◆ Problem requirements
Count every line in the following entries where the word "main" appears. Give the count alone.

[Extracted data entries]
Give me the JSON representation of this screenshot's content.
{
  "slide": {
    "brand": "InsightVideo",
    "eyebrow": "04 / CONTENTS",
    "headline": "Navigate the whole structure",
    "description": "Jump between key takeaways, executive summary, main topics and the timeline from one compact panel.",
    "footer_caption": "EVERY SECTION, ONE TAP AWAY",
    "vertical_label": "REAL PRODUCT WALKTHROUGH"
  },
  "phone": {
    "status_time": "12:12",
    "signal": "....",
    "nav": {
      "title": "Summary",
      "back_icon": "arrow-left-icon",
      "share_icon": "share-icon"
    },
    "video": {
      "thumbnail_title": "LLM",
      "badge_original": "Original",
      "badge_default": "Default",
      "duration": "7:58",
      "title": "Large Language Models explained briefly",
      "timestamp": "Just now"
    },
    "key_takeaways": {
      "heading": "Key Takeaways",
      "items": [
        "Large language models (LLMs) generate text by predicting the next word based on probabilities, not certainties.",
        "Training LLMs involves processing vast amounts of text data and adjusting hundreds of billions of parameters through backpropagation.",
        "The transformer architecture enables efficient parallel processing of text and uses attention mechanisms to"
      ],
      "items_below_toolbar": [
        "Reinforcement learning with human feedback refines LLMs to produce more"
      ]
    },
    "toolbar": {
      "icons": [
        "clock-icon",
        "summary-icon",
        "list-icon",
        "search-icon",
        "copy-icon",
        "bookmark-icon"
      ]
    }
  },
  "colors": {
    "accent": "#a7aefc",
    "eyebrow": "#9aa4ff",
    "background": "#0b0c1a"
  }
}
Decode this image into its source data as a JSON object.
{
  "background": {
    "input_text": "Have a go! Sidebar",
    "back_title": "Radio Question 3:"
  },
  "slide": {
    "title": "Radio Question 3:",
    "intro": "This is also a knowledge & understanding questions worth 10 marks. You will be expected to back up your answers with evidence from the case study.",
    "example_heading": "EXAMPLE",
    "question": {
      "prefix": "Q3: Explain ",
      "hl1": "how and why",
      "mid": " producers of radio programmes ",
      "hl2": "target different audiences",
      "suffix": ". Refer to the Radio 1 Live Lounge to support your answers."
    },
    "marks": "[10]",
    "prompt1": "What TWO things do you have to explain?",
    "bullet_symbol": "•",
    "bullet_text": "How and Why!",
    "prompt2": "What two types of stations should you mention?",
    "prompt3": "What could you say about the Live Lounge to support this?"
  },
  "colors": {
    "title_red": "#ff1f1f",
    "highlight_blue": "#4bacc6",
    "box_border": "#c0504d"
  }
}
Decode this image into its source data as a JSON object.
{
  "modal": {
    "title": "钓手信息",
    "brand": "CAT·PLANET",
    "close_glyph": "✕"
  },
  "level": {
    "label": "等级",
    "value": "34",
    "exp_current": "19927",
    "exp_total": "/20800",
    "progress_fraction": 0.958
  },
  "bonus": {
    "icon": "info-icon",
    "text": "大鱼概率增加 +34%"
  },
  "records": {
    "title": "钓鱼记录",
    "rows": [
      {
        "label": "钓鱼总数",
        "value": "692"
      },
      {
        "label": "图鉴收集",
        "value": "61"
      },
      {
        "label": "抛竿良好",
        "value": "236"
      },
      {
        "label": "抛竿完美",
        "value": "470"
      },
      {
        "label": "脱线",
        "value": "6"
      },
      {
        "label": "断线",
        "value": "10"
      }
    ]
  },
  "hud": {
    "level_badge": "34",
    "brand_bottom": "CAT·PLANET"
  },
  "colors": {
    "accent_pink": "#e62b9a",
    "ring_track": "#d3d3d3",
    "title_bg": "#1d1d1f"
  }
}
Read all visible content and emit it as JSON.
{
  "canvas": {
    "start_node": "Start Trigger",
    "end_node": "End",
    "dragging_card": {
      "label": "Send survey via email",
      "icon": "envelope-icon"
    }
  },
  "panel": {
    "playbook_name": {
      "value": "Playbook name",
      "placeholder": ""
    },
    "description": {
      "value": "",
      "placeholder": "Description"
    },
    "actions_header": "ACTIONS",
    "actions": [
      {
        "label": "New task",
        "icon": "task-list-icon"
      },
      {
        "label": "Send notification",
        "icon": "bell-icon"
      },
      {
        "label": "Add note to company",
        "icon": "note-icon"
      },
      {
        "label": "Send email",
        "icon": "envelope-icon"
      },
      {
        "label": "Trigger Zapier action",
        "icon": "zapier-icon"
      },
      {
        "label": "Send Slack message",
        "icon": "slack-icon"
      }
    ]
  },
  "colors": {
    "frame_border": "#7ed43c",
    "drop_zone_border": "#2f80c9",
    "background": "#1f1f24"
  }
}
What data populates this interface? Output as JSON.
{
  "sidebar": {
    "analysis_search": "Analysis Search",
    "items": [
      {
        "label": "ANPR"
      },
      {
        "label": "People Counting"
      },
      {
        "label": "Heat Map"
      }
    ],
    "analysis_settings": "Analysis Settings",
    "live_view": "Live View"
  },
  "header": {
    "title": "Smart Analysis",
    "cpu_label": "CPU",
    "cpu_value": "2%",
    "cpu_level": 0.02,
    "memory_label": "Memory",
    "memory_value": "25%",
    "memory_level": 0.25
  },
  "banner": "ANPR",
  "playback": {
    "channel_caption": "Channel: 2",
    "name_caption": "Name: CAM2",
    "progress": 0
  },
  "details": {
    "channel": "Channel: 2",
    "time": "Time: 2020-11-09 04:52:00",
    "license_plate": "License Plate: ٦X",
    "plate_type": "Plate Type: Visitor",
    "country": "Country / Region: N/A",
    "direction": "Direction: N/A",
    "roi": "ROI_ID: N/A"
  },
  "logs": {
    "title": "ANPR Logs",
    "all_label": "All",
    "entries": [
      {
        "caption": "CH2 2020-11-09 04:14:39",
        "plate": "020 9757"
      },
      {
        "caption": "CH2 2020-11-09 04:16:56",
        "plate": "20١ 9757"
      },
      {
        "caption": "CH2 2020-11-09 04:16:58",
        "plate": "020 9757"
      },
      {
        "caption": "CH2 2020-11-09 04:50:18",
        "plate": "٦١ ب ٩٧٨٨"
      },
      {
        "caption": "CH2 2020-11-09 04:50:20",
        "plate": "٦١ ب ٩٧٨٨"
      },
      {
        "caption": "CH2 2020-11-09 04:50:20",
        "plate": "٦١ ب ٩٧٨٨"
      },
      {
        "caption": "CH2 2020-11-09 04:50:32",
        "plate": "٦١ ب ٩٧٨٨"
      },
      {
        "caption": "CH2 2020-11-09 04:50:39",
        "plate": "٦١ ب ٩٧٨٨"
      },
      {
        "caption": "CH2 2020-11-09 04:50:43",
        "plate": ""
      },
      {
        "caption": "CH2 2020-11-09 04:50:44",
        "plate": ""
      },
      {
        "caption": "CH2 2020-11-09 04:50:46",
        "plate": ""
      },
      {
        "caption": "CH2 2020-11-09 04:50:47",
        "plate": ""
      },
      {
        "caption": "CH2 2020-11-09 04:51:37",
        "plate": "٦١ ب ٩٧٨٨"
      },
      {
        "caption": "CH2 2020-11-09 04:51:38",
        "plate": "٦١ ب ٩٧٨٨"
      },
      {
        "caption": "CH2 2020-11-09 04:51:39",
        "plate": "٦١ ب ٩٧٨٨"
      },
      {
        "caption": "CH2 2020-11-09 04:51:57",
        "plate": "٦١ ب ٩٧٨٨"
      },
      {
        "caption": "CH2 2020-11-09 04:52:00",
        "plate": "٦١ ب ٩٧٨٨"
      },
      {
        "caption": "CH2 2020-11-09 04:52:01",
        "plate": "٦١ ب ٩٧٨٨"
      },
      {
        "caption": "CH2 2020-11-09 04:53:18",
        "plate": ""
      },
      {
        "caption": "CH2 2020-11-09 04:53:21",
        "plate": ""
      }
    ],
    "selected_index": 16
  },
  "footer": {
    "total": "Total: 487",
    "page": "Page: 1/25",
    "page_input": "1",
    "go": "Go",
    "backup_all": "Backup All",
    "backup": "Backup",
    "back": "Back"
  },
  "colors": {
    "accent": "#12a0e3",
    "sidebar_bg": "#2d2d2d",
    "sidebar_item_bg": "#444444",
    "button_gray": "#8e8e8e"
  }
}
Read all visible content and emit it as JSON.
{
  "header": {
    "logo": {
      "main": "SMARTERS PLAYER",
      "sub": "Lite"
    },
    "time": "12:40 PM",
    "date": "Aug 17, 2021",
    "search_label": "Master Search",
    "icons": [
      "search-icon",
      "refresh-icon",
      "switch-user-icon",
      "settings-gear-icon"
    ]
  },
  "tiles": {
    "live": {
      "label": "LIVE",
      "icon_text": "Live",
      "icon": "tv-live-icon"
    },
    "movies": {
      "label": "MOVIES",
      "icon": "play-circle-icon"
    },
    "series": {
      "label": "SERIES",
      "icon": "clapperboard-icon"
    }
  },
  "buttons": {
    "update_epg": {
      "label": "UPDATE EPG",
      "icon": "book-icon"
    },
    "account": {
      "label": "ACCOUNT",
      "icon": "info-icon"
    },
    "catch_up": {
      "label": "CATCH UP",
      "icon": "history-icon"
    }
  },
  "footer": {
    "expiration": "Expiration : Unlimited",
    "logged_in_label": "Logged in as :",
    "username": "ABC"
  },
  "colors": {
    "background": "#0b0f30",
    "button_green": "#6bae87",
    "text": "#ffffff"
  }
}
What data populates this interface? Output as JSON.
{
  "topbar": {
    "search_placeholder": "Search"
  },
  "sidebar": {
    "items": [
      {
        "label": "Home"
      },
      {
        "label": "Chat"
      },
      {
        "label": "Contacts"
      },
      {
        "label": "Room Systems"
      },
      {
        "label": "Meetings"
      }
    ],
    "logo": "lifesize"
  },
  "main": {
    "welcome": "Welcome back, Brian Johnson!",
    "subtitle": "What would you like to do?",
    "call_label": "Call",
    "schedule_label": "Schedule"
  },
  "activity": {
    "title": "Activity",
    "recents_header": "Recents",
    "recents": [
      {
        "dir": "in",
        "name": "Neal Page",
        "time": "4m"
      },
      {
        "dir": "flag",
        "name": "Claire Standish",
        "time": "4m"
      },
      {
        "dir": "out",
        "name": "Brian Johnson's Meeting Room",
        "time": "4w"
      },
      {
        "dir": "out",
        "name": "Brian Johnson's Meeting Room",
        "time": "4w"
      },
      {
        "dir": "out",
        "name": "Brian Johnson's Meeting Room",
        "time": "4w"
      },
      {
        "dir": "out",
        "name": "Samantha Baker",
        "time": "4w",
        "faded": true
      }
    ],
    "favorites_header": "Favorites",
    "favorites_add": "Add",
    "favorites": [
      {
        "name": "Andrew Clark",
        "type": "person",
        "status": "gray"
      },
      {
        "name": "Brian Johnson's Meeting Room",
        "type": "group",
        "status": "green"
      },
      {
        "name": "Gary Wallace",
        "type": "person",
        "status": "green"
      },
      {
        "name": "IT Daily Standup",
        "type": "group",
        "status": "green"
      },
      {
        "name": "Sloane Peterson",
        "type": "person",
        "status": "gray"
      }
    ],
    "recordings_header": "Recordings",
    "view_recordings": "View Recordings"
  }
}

◆ Solution to this exercise
3